#### Problem to solve:
Down to the final line, write out the data below exactly.

Top of Data in this exercise

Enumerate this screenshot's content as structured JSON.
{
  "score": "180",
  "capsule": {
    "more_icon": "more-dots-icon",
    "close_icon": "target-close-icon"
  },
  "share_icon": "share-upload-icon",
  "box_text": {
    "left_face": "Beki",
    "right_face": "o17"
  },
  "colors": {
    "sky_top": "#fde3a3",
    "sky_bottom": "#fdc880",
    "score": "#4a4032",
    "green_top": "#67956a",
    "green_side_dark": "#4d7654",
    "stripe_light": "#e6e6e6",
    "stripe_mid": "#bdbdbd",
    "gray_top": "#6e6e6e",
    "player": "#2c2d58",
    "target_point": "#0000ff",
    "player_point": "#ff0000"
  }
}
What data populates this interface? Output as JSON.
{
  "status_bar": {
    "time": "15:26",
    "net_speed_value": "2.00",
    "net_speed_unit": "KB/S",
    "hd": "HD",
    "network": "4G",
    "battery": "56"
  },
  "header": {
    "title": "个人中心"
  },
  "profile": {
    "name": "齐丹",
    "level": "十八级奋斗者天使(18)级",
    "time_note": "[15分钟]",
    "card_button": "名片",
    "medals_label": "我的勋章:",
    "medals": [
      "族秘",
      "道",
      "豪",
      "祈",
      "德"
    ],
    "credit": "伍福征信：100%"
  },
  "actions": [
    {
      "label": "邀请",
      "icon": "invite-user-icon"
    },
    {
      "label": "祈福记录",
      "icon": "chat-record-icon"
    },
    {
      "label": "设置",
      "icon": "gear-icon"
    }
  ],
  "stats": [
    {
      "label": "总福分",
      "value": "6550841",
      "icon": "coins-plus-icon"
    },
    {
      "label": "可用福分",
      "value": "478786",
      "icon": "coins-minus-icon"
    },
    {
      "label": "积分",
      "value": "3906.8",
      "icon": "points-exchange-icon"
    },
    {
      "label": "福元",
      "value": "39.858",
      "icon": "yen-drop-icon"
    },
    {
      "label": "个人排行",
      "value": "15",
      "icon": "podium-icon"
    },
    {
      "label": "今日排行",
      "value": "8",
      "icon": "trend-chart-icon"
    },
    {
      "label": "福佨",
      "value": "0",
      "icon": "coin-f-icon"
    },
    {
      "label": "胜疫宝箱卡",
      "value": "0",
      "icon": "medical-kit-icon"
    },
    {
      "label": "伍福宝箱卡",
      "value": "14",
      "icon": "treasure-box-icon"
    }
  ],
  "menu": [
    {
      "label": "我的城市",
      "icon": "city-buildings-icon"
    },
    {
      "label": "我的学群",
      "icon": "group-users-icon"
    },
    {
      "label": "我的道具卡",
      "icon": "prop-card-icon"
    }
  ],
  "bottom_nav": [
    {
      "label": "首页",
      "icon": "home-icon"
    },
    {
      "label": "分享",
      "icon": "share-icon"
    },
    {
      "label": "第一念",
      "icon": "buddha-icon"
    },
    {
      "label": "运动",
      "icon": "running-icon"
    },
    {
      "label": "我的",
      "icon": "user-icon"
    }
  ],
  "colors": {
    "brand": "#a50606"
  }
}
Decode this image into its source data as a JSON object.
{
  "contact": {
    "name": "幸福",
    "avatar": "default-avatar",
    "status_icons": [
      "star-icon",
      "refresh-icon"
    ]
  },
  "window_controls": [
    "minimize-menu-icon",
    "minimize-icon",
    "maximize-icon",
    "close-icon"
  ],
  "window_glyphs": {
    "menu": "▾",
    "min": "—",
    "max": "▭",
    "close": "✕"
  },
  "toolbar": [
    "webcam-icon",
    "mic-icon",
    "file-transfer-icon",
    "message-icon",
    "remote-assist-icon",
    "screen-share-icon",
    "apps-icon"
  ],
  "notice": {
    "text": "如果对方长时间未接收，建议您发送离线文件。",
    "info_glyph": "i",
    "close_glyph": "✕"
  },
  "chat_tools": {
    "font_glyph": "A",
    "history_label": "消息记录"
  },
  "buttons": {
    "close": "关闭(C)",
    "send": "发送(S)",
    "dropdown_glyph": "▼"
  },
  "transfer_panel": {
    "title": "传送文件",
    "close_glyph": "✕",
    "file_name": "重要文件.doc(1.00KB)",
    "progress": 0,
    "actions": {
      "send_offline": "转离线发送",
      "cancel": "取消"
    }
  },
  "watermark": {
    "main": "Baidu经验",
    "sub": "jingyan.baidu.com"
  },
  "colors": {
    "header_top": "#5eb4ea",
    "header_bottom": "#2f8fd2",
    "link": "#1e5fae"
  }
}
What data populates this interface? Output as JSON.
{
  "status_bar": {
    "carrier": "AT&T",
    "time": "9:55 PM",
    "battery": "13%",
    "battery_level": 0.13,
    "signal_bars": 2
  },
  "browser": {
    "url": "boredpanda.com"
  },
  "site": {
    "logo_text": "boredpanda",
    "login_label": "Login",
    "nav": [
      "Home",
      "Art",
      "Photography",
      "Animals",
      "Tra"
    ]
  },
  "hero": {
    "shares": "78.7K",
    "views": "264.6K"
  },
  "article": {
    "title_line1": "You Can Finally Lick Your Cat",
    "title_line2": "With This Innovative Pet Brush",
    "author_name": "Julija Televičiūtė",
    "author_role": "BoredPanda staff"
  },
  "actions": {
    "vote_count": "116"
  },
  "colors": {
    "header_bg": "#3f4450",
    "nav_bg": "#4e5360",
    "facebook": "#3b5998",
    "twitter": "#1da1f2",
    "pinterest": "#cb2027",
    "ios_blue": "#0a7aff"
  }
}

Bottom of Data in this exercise

#### Answer section:
Enumerate this screenshot's content as structured JSON.
{
  "score": "180",
  "capsule": {
    "more_icon": "more-dots-icon",
    "close_icon": "target-close-icon"
  },
  "share_icon": "share-upload-icon",
  "box_text": {
    "left_face": "Beki",
    "right_face": "o17"
  },
  "colors": {
    "sky_top": "#fde3a3",
    "sky_bottom": "#fdc880",
    "score": "#4a4032",
    "green_top": "#67956a",
    "green_side_dark": "#4d7654",
    "stripe_light": "#e6e6e6",
    "stripe_mid": "#bdbdbd",
    "gray_top": "#6e6e6e",
    "player": "#2c2d58",
    "target_point": "#0000ff",
    "player_point": "#ff0000"
  }
}
What data populates this interface? Output as JSON.
{
  "status_bar": {
    "time": "15:26",
    "net_speed_value": "2.00",
    "net_speed_unit": "KB/S",
    "hd": "HD",
    "network": "4G",
    "battery": "56"
  },
  "header": {
    "title": "个人中心"
  },
  "profile": {
    "name": "齐丹",
    "level": "十八级奋斗者天使(18)级",
    "time_note": "[15分钟]",
    "card_button": "名片",
    "medals_label": "我的勋章:",
    "medals": [
      "族秘",
      "道",
      "豪",
      "祈",
      "德"
    ],
    "credit": "伍福征信：100%"
  },
  "actions": [
    {
      "label": "邀请",
      "icon": "invite-user-icon"
    },
    {
      "label": "祈福记录",
      "icon": "chat-record-icon"
    },
    {
      "label": "设置",
      "icon": "gear-icon"
    }
  ],
  "stats": [
    {
      "label": "总福分",
      "value": "6550841",
      "icon": "coins-plus-icon"
    },
    {
      "label": "可用福分",
      "value": "478786",
      "icon": "coins-minus-icon"
    },
    {
      "label": "积分",
      "value": "3906.8",
      "icon": "points-exchange-icon"
    },
    {
      "label": "福元",
      "value": "39.858",
      "icon": "yen-drop-icon"
    },
    {
      "label": "个人排行",
      "value": "15",
      "icon": "podium-icon"
    },
    {
      "label": "今日排行",
      "value": "8",
      "icon": "trend-chart-icon"
    },
    {
      "label": "福佨",
      "value": "0",
      "icon": "coin-f-icon"
    },
    {
      "label": "胜疫宝箱卡",
      "value": "0",
      "icon": "medical-kit-icon"
    },
    {
      "label": "伍福宝箱卡",
      "value": "14",
      "icon": "treasure-box-icon"
    }
  ],
  "menu": [
    {
      "label": "我的城市",
      "icon": "city-buildings-icon"
    },
    {
      "label": "我的学群",
      "icon": "group-users-icon"
    },
    {
      "label": "我的道具卡",
      "icon": "prop-card-icon"
    }
  ],
  "bottom_nav": [
    {
      "label": "首页",
      "icon": "home-icon"
    },
    {
      "label": "分享",
      "icon": "share-icon"
    },
    {
      "label": "第一念",
      "icon": "buddha-icon"
    },
    {
      "label": "运动",
      "icon": "running-icon"
    },
    {
      "label": "我的",
      "icon": "user-icon"
    }
  ],
  "colors": {
    "brand": "#a50606"
  }
}
Decode this image into its source data as a JSON object.
{
  "contact": {
    "name": "幸福",
    "avatar": "default-avatar",
    "status_icons": [
      "star-icon",
      "refresh-icon"
    ]
  },
  "window_controls": [
    "minimize-menu-icon",
    "minimize-icon",
    "maximize-icon",
    "close-icon"
  ],
  "window_glyphs": {
    "menu": "▾",
    "min": "—",
    "max": "▭",
    "close": "✕"
  },
  "toolbar": [
    "webcam-icon",
    "mic-icon",
    "file-transfer-icon",
    "message-icon",
    "remote-assist-icon",
    "screen-share-icon",
    "apps-icon"
  ],
  "notice": {
    "text": "如果对方长时间未接收，建议您发送离线文件。",
    "info_glyph": "i",
    "close_glyph": "✕"
  },
  "chat_tools": {
    "font_glyph": "A",
    "history_label": "消息记录"
  },
  "buttons": {
    "close": "关闭(C)",
    "send": "发送(S)",
    "dropdown_glyph": "▼"
  },
  "transfer_panel": {
    "title": "传送文件",
    "close_glyph": "✕",
    "file_name": "重要文件.doc(1.00KB)",
    "progress": 0,
    "actions": {
      "send_offline": "转离线发送",
      "cancel": "取消"
    }
  },
  "watermark": {
    "main": "Baidu经验",
    "sub": "jingyan.baidu.com"
  },
  "colors": {
    "header_top": "#5eb4ea",
    "header_bottom": "#2f8fd2",
    "link": "#1e5fae"
  }
}
What data populates this interface? Output as JSON.
{
  "status_bar": {
    "carrier": "AT&T",
    "time": "9:55 PM",
    "battery": "13%",
    "battery_level": 0.13,
    "signal_bars": 2
  },
  "browser": {
    "url": "boredpanda.com"
  },
  "site": {
    "logo_text": "boredpanda",
    "login_label": "Login",
    "nav": [
      "Home",
      "Art",
      "Photography",
      "Animals",
      "Tra"
    ]
  },
  "hero": {
    "shares": "78.7K",
    "views": "264.6K"
  },
  "article": {
    "title_line1": "You Can Finally Lick Your Cat",
    "title_line2": "With This Innovative Pet Brush",
    "author_name": "Julija Televičiūtė",
    "author_role": "BoredPanda staff"
  },
  "actions": {
    "vote_count": "116"
  },
  "colors": {
    "header_bg": "#3f4450",
    "nav_bg": "#4e5360",
    "facebook": "#3b5998",
    "twitter": "#1da1f2",
    "pinterest": "#cb2027",
    "ios_blue": "#0a7aff"
  }
}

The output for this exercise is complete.